God is undeniably leading us forward as never before. The Spirit of God is opening such an array of doors that bid us enter, as to be almost bewildering. The clear call and the accompanying challenge is so utterly beyond our apparent financial resources and man power as to drive us all to our knees in supplication for means to flow into the treasury for the answering of these heaven-born calls. We have manifestly reached the crucial hour in the course of the remnant movement.
Never have there been such advances on every hand. Never have there been such heart-gripping recitals of the triumphs of the cross. Never have there been such urgent needs as now confront us. Age-old barriers are giving way. Walls that have for ages been adamant are crumbling. Groups that seemed impervious are beckoning earnestly for light. Lands that for centuries have been hostile to Christianity are now asking insistently for the evangel.

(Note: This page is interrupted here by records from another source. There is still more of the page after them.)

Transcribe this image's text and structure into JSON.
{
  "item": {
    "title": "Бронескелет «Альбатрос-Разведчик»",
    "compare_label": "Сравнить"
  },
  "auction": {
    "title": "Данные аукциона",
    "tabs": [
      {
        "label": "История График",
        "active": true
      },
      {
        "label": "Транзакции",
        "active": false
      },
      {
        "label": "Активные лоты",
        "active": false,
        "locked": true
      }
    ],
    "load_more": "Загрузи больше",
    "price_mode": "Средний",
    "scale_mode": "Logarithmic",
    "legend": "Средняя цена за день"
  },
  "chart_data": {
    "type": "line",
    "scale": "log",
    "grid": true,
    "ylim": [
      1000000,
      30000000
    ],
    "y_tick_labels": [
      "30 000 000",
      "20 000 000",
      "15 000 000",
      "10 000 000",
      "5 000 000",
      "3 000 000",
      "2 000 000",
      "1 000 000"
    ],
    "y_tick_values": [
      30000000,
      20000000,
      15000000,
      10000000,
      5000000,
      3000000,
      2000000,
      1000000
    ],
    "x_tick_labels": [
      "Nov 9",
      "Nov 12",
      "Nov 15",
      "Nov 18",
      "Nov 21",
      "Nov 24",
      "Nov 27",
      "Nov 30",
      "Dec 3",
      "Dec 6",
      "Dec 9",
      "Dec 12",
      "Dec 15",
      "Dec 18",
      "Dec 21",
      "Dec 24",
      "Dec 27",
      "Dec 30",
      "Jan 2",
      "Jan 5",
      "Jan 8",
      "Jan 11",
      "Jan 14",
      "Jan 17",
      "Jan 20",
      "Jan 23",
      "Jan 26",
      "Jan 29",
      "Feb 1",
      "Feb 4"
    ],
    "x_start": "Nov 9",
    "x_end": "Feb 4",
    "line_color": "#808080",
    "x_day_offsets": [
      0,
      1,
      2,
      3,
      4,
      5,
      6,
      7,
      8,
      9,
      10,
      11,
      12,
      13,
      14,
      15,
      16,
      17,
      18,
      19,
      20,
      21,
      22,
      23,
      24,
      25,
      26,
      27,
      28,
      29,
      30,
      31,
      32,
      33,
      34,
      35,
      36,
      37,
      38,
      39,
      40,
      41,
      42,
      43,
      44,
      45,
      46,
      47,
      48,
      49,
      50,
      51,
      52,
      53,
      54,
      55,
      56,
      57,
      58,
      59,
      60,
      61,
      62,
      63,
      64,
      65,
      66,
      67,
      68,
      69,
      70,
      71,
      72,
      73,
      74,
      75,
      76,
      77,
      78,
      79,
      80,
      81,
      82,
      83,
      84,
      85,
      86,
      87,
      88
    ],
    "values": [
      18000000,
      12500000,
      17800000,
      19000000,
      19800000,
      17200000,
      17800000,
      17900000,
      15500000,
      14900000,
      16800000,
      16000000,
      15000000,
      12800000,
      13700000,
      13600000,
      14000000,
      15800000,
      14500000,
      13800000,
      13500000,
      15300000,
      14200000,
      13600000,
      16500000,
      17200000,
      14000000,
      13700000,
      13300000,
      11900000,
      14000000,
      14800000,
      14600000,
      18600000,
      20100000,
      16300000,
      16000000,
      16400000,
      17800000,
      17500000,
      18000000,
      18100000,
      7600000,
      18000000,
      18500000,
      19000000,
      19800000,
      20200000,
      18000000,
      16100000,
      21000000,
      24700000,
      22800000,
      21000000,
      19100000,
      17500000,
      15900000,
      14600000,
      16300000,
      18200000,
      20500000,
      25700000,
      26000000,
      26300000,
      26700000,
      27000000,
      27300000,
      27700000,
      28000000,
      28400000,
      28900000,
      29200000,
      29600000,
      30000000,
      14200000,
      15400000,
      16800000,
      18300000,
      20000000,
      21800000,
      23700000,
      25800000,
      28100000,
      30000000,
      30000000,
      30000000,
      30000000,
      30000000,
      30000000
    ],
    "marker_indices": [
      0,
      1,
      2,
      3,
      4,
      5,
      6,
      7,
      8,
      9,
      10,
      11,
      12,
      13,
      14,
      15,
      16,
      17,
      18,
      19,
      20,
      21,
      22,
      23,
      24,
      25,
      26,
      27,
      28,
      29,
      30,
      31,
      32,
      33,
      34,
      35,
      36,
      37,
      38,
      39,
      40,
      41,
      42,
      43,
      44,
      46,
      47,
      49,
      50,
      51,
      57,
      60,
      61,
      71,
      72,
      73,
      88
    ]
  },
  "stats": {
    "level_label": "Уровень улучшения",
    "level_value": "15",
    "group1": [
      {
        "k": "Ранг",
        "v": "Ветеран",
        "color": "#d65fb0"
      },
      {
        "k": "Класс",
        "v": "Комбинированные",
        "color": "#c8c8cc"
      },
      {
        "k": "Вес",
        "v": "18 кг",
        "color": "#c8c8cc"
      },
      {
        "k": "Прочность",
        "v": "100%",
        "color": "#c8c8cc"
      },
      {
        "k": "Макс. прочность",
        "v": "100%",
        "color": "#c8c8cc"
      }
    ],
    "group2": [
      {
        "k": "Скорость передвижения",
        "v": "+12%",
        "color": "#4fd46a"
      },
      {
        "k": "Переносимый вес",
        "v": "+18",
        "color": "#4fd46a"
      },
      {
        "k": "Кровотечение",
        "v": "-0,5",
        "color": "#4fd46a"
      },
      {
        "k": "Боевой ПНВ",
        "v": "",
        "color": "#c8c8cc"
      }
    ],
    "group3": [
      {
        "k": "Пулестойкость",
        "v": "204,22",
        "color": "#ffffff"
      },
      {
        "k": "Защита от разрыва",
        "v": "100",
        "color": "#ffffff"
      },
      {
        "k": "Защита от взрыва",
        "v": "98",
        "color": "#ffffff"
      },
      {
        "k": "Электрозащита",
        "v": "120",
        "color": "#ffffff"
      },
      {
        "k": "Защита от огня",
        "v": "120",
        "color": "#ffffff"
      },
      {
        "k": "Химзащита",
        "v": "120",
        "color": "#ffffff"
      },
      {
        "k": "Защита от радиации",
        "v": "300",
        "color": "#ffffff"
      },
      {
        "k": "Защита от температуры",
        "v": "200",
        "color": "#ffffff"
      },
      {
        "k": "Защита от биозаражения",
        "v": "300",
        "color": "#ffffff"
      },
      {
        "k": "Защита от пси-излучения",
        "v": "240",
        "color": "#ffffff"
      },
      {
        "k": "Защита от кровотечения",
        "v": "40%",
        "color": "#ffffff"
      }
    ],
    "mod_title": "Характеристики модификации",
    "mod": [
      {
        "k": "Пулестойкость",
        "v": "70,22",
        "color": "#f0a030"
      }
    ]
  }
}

And if we do not move in, in response, others will. We must not fail our God; we will not fail Him. This people will rise to His call. All the resources of Omnipotence are on our, side. The truth of God is in our hands. The commission of God is behind us. The divine urge of the Spirit is the witness to the leadership of God in our midst.
We must move forward. We dare not retreat; that would be to be recreant to our trust. We dare not mark time; that would mean to ignore the clear signals to advance. We cannot await better times ; they will evidently never come. The world unrest is in our favor. It is loosening the grip of the world on the affections of men, and driving them to God. The world's sorrow, unrest, and breakdown is turning vast numbers of men's hearts Godward. Our greater advances come under the greater difficulties. We should pray, not for the return of normalcy, but for adequacy to meet the emergency. We should seek, not for a long-time program of advance, but for a short, quick work in the earth. We are soon to leave this old world. Our every plan and investment should reflect that central fact. There should be no needless extravagance in material things that will soon be swept away. There should be no pandering to pride and appearance. Our material structures should be representative, but should not belie our message of the imminent Advent of Christ.
A world vision and outlook should characterize every worker's attitude in every home base. We are all going home together. Our united task will be finished in mission and home land together. We must curb certain selfish and extravagant trends. We must keep the home bases strong so as to furnish the sinews of war for world advance. We must economize for God. We, as workers, must lead in sacrifice and consecration to a world task. We must be willing to go, to give, to lead, or to follow, to inspire and to marshal the resources of this movement for the finishing of its commissioned task. It is a glorious but sobering hour in which to live. It is a call to prayer to renewal of consecration, to redoubling of effort, to laying hold of the resources of omnipotence—to arise and finish the work of God. That is the meaning and the spirit of the 1948 Autumn Council.
L. E. F.